▸ ASSIGNMENT
Write out the entries below exactly as they stand. Skip every image.

▸ RECORD SET
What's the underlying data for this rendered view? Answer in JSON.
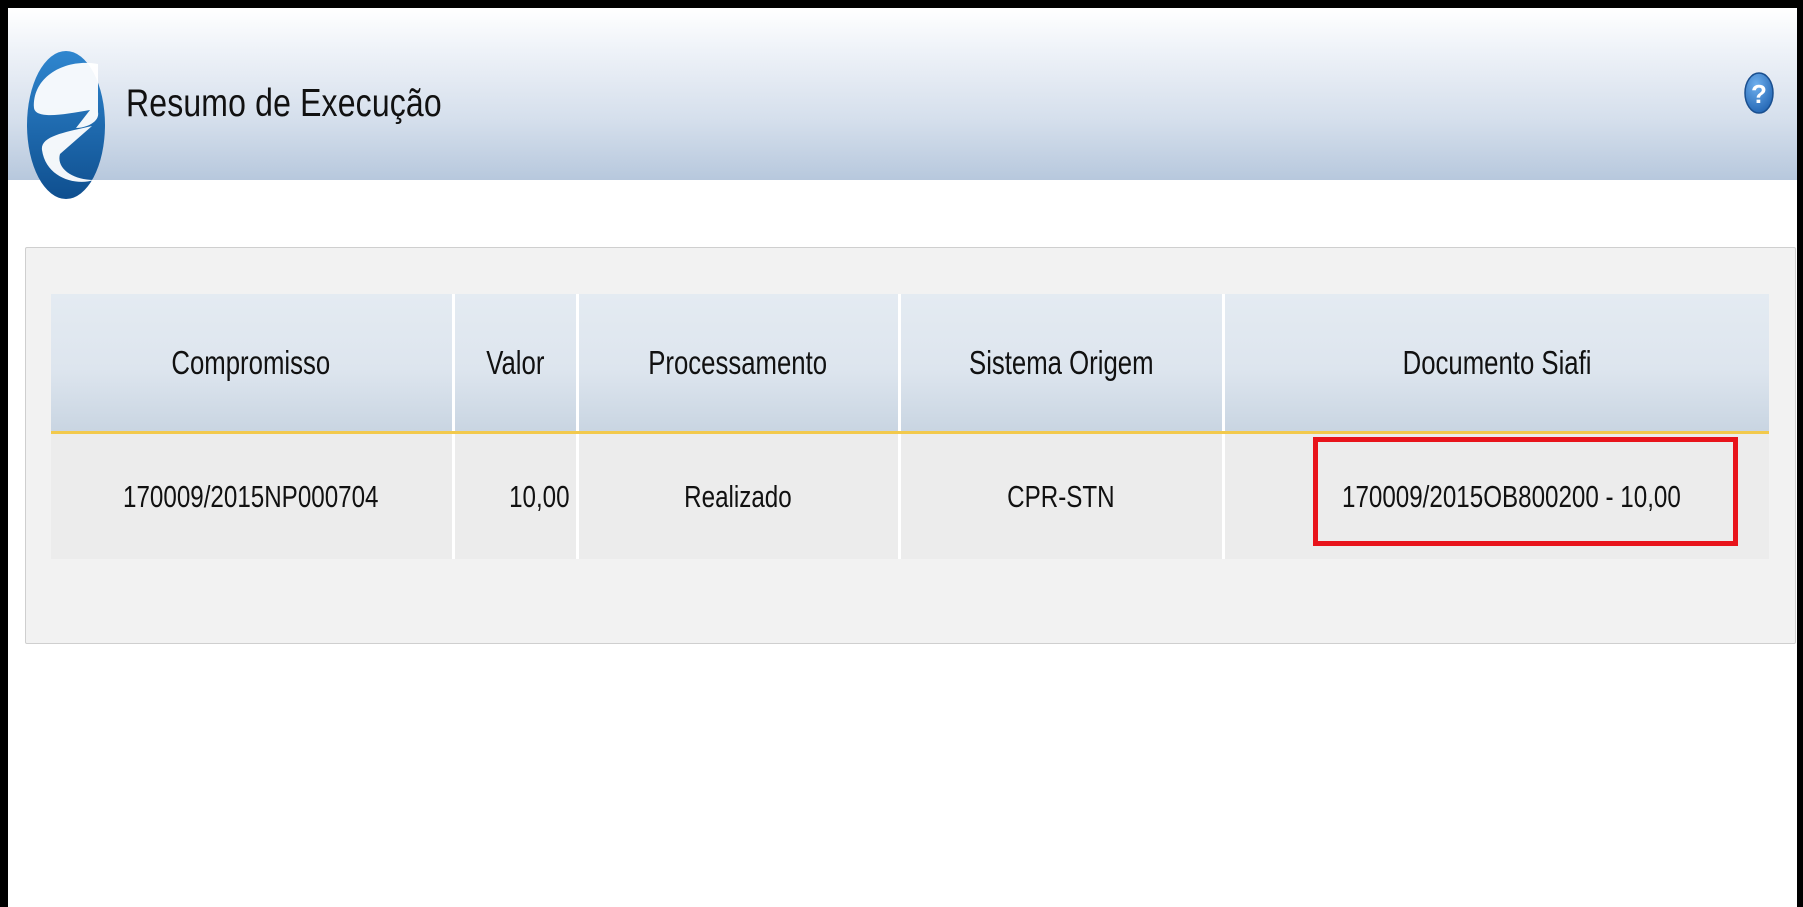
{
  "header": {
    "title": "Resumo de Execução",
    "help_glyph": "?",
    "logo_icon": "siafi-logo-icon",
    "help_icon": "help-icon"
  },
  "table": {
    "columns": [
      "Compromisso",
      "Valor",
      "Processamento",
      "Sistema Origem",
      "Documento Siafi"
    ],
    "rows": [
      {
        "compromisso": "170009/2015NP000704",
        "valor": "10,00",
        "processamento": "Realizado",
        "sistema_origem": "CPR-STN",
        "documento_siafi": "170009/2015OB800200 - 10,00"
      }
    ]
  },
  "colors": {
    "header_gradient_bottom": "#b7c8dd",
    "table_header_bg": "#dde5ee",
    "header_separator": "#f2c94c",
    "row_bg": "#ececec",
    "highlight_box": "#e8141b",
    "logo_blue": "#1b6fb8"
  }
}
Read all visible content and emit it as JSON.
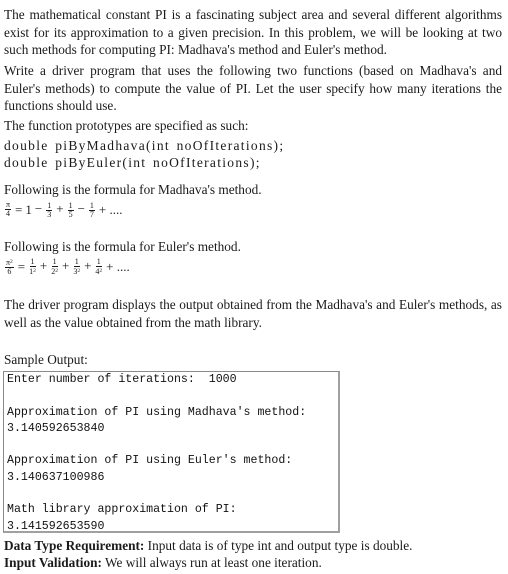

▸ ANSWER SPACE
What's the underlying data for this rendered view? Answer in JSON.
{
  "header": {
    "title": "Resumo de Execução",
    "help_glyph": "?",
    "logo_icon": "siafi-logo-icon",
    "help_icon": "help-icon"
  },
  "table": {
    "columns": [
      "Compromisso",
      "Valor",
      "Processamento",
      "Sistema Origem",
      "Documento Siafi"
    ],
    "rows": [
      {
        "compromisso": "170009/2015NP000704",
        "valor": "10,00",
        "processamento": "Realizado",
        "sistema_origem": "CPR-STN",
        "documento_siafi": "170009/2015OB800200 - 10,00"
      }
    ]
  },
  "colors": {
    "header_gradient_bottom": "#b7c8dd",
    "table_header_bg": "#dde5ee",
    "header_separator": "#f2c94c",
    "row_bg": "#ececec",
    "highlight_box": "#e8141b",
    "logo_blue": "#1b6fb8"
  }
}
Read all visible content and emit it as JSON.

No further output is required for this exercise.